**DIRECTIONS FOR THIS TASK**
All lines of the material below that include the string "управления" are to be copied.

**DATA TO PROCESS**
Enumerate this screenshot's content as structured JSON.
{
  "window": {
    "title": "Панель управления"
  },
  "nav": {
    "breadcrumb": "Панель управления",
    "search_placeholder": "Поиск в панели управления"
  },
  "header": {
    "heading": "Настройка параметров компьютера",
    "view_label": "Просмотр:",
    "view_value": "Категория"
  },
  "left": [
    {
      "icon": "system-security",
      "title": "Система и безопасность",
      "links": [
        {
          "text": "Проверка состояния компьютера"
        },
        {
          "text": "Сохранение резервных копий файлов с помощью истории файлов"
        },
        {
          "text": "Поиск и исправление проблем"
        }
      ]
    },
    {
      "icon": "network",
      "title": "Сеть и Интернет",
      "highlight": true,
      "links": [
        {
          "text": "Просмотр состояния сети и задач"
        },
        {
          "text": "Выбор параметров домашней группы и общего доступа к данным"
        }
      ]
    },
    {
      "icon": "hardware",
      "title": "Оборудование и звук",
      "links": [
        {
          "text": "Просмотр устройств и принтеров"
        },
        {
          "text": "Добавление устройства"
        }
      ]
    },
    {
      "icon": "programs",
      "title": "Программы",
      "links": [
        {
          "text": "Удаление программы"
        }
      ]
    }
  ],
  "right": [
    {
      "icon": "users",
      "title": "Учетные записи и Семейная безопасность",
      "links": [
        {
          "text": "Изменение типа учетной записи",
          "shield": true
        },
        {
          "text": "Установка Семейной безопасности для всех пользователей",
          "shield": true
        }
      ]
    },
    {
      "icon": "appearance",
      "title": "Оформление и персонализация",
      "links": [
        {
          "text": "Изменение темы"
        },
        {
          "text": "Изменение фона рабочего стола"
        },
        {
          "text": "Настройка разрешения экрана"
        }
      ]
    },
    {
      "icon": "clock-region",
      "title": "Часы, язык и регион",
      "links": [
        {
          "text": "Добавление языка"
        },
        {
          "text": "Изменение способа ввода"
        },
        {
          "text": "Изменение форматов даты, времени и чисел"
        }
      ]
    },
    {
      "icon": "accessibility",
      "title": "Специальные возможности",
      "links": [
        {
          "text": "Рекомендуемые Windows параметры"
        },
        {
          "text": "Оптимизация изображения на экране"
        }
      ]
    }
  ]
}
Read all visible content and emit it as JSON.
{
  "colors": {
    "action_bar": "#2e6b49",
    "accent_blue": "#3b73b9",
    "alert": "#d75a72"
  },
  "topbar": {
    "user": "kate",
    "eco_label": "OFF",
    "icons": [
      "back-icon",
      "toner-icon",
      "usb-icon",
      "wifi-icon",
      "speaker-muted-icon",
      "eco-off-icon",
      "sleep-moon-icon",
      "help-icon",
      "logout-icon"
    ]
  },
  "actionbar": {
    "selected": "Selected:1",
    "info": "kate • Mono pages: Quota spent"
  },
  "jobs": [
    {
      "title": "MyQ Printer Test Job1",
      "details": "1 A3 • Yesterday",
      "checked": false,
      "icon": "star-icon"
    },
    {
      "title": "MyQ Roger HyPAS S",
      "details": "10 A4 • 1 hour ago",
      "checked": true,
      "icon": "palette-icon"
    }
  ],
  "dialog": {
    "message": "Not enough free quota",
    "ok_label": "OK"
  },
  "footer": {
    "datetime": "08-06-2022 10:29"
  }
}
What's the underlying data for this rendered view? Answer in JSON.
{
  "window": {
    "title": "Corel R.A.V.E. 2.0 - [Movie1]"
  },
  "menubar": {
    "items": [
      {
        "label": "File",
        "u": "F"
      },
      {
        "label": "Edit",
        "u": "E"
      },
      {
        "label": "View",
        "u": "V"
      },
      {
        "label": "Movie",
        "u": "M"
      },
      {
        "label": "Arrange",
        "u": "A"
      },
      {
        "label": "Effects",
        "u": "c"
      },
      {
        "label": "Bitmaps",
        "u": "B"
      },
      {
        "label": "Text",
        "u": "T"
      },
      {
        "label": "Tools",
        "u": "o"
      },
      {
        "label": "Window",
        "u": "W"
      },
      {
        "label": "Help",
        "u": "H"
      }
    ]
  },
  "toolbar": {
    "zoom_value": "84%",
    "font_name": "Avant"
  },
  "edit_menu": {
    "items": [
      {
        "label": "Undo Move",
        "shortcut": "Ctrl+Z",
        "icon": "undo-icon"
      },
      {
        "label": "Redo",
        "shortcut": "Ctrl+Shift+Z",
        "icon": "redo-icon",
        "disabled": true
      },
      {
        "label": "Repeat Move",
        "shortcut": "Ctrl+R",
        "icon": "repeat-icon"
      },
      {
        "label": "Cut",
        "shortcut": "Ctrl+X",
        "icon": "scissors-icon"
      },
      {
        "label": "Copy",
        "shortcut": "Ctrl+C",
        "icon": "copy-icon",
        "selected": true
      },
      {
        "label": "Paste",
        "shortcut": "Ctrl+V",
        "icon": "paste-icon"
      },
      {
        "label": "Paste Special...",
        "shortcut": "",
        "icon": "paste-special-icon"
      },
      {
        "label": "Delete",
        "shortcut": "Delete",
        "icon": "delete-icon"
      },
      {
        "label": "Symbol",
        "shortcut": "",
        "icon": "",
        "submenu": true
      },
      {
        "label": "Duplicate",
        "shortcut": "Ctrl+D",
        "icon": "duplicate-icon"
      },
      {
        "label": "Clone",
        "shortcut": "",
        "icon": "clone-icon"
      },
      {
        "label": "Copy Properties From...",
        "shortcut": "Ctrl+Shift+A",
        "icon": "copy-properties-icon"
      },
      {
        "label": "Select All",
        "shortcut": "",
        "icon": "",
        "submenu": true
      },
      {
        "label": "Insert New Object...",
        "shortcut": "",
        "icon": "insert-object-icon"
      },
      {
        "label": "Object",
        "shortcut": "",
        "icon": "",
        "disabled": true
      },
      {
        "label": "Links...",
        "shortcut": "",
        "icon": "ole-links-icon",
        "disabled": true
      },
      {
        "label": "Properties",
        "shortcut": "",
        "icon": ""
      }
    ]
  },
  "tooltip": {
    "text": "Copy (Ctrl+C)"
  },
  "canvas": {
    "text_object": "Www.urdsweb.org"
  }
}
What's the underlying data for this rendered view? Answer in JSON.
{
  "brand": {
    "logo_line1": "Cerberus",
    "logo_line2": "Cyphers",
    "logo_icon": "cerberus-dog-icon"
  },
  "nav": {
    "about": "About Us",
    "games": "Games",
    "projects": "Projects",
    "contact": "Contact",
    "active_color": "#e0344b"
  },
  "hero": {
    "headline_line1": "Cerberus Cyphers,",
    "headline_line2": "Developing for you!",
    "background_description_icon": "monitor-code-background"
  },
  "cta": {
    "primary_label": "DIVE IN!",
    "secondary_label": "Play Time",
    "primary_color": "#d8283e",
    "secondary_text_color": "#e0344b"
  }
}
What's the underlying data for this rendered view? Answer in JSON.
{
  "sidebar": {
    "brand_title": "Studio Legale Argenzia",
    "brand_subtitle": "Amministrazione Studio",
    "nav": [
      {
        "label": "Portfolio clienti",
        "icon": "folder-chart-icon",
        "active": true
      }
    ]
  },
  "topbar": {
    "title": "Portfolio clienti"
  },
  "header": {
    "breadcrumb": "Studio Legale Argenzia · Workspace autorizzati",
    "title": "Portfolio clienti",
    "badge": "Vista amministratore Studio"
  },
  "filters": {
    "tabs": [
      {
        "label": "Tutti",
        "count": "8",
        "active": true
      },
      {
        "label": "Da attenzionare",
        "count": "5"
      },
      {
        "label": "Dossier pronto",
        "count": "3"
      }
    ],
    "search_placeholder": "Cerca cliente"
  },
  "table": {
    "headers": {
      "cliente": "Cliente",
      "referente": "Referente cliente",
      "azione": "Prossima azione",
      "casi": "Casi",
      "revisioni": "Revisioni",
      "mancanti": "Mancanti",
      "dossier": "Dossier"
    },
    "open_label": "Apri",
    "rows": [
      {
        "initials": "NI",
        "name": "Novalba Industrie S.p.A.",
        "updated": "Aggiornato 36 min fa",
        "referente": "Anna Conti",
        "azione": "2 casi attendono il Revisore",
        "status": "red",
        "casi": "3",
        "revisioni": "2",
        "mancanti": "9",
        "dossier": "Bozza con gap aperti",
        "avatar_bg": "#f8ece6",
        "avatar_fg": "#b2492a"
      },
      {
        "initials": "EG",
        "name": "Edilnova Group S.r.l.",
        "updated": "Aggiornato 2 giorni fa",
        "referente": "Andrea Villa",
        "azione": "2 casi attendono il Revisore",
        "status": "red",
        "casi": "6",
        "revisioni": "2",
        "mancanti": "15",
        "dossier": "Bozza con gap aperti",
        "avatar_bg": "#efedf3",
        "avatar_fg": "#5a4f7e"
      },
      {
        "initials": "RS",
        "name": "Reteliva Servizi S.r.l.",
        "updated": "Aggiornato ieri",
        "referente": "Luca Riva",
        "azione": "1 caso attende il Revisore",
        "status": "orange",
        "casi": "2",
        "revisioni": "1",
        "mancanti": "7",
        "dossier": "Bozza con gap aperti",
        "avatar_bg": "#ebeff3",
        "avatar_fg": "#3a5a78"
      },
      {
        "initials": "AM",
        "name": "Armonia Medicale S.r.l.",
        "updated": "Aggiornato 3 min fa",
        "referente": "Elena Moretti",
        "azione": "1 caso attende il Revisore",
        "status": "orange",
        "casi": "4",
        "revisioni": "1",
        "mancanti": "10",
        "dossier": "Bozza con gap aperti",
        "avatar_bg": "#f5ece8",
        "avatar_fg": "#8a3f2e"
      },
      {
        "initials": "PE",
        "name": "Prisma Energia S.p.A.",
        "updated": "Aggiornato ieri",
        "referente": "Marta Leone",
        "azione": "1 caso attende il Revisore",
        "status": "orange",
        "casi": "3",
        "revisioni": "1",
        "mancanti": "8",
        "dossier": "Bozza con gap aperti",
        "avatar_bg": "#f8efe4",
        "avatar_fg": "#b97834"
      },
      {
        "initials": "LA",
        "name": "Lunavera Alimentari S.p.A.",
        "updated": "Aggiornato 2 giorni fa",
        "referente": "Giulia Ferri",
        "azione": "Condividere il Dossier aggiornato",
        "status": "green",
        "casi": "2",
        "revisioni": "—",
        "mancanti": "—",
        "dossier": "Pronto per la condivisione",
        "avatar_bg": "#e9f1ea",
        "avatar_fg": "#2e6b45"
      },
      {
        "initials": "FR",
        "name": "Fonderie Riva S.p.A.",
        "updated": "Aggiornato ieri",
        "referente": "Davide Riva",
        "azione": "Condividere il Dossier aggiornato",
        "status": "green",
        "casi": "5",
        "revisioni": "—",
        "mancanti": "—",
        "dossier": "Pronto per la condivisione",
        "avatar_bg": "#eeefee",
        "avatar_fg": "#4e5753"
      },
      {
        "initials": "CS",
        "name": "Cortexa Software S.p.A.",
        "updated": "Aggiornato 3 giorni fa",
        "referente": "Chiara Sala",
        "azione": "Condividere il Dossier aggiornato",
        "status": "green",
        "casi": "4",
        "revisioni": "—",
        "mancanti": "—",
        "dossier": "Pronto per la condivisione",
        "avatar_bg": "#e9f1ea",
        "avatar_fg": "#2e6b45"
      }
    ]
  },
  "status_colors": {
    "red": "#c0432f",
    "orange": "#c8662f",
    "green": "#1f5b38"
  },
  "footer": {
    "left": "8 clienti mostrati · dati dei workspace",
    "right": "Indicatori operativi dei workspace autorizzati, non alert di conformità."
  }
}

**EXERCISE ANSWER**
    "title": "Панель управления"
    "breadcrumb": "Панель управления",
    "search_placeholder": "Поиск в панели управления"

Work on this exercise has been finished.